» Your task: In full and unchanged, output the entries that follow.
[[ Entries provided, beginning ]]
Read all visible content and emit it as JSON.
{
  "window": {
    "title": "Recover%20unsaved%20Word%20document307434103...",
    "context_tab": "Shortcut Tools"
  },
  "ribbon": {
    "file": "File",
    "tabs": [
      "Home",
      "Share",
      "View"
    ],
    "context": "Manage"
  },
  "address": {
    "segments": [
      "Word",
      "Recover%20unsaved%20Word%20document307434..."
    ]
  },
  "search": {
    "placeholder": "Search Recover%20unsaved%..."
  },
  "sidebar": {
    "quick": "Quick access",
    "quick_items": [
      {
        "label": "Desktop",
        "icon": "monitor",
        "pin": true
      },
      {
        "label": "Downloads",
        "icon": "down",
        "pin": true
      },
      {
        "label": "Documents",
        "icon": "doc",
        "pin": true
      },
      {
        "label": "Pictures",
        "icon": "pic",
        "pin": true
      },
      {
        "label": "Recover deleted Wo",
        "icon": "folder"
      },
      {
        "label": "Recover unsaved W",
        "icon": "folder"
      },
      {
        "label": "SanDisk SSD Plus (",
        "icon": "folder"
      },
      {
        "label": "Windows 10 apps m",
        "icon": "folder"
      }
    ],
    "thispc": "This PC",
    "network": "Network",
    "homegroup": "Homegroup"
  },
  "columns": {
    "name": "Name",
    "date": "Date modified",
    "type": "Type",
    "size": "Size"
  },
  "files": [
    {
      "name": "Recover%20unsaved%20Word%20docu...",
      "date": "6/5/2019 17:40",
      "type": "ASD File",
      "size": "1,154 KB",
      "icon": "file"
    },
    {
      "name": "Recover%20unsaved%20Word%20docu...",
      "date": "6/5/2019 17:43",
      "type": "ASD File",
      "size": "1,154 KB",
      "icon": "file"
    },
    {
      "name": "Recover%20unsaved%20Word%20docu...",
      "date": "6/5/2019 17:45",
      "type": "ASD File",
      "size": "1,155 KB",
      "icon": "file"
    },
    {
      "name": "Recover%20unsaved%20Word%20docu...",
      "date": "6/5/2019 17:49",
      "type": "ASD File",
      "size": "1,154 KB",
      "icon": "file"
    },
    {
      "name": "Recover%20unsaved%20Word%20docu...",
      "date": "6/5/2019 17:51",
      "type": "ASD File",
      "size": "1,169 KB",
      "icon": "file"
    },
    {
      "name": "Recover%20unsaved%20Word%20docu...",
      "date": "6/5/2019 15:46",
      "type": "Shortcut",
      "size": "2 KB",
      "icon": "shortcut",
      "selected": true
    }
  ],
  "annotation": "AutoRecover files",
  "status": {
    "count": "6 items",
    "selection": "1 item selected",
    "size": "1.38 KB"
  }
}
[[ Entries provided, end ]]
» Problem solution:
Read all visible content and emit it as JSON.
{
  "window": {
    "title": "Recover%20unsaved%20Word%20document307434103...",
    "context_tab": "Shortcut Tools"
  },
  "ribbon": {
    "file": "File",
    "tabs": [
      "Home",
      "Share",
      "View"
    ],
    "context": "Manage"
  },
  "address": {
    "segments": [
      "Word",
      "Recover%20unsaved%20Word%20document307434..."
    ]
  },
  "search": {
    "placeholder": "Search Recover%20unsaved%..."
  },
  "sidebar": {
    "quick": "Quick access",
    "quick_items": [
      {
        "label": "Desktop",
        "icon": "monitor",
        "pin": true
      },
      {
        "label": "Downloads",
        "icon": "down",
        "pin": true
      },
      {
        "label": "Documents",
        "icon": "doc",
        "pin": true
      },
      {
        "label": "Pictures",
        "icon": "pic",
        "pin": true
      },
      {
        "label": "Recover deleted Wo",
        "icon": "folder"
      },
      {
        "label": "Recover unsaved W",
        "icon": "folder"
      },
      {
        "label": "SanDisk SSD Plus (",
        "icon": "folder"
      },
      {
        "label": "Windows 10 apps m",
        "icon": "folder"
      }
    ],
    "thispc": "This PC",
    "network": "Network",
    "homegroup": "Homegroup"
  },
  "columns": {
    "name": "Name",
    "date": "Date modified",
    "type": "Type",
    "size": "Size"
  },
  "files": [
    {
      "name": "Recover%20unsaved%20Word%20docu...",
      "date": "6/5/2019 17:40",
      "type": "ASD File",
      "size": "1,154 KB",
      "icon": "file"
    },
    {
      "name": "Recover%20unsaved%20Word%20docu...",
      "date": "6/5/2019 17:43",
      "type": "ASD File",
      "size": "1,154 KB",
      "icon": "file"
    },
    {
      "name": "Recover%20unsaved%20Word%20docu...",
      "date": "6/5/2019 17:45",
      "type": "ASD File",
      "size": "1,155 KB",
      "icon": "file"
    },
    {
      "name": "Recover%20unsaved%20Word%20docu...",
      "date": "6/5/2019 17:49",
      "type": "ASD File",
      "size": "1,154 KB",
      "icon": "file"
    },
    {
      "name": "Recover%20unsaved%20Word%20docu...",
      "date": "6/5/2019 17:51",
      "type": "ASD File",
      "size": "1,169 KB",
      "icon": "file"
    },
    {
      "name": "Recover%20unsaved%20Word%20docu...",
      "date": "6/5/2019 15:46",
      "type": "Shortcut",
      "size": "2 KB",
      "icon": "shortcut",
      "selected": true
    }
  ],
  "annotation": "AutoRecover files",
  "status": {
    "count": "6 items",
    "selection": "1 item selected",
    "size": "1.38 KB"
  }
}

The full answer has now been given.